The great hippie home movie, You Are What You Eat (1968) is a strange, psychedelic and convoluted film as incoherent as its hippy brethren 200 Motels (1971) and Rainbow Bridge (1972). It belongs with that small collection of movies in which more people own the soundtrack than have actually seen the film. The soundtrack is phenomenal. The bright yellow cover is as eccentric as the vinyl itself that features audio cut-ups, squealing Moog synthesizers, relentless psychedelic improvisations, lounge music, Tiny Tim oddities, and the final appearance of The Hawks before they changed their name to The Band.

The list of those involved with the film is an incredible roster of counter culture heroes and weirdos. Tiny Tim, The Electric Flag, Frank Zappa, Peter Yarrow, Paul Butterfield, Superspade, David Crosby, Hamsa El Din, Barry McGuire, the radio personality Rosko and several others.

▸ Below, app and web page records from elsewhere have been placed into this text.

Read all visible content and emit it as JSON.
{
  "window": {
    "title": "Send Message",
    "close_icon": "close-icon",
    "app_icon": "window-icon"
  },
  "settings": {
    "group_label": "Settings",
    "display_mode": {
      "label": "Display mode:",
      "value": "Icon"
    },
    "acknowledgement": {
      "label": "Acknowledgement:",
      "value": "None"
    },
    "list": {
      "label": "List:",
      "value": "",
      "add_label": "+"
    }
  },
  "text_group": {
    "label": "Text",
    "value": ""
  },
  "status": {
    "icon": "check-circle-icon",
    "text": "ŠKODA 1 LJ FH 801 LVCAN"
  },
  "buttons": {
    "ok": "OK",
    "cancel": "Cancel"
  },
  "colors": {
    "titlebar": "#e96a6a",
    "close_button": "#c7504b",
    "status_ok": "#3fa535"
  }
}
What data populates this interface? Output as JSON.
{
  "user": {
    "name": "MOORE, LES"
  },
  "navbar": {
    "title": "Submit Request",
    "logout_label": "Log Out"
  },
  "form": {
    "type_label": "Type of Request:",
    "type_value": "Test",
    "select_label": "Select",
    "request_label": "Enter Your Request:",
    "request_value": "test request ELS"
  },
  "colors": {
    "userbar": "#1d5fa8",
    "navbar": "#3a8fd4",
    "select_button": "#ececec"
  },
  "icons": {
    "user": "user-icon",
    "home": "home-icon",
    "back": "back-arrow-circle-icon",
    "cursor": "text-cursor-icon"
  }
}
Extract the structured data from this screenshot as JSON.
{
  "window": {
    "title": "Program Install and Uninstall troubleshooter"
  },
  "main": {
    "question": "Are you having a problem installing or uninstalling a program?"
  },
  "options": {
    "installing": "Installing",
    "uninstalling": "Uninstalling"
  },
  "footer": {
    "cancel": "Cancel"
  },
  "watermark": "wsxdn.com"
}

Superspade was William E. Thomas. William E. Thomas, a 26-year-old black man, was known to just about everyone in the scene as “Superspade,” a moniker he embraced by wearing an oversized button proclaiming “Superspade, faster than a speeding mind.” Superspade was a dealer for legendary LSD maker Owsley. On 3 August 1967 Thomas made a drug run to Sausalito with a reported $35,000-$55,000 in cash to buy the makings of a massive batch of LSD. Thomas' body was later found stuffed in a sleeping bag and hanging 38 feet off a 300 foot cliff in Point Reyes. He had been shot through the back of the head and stabbed in the heart. Only $15 remained of the wad he'd brought with him to make his score. He and his girlfriend had been planning to move to Europe following this one last drug scheme. The murder of William “Superspade” Thomas is still unsolved and is being handled by the cold case unit of the Sausalito Police Department.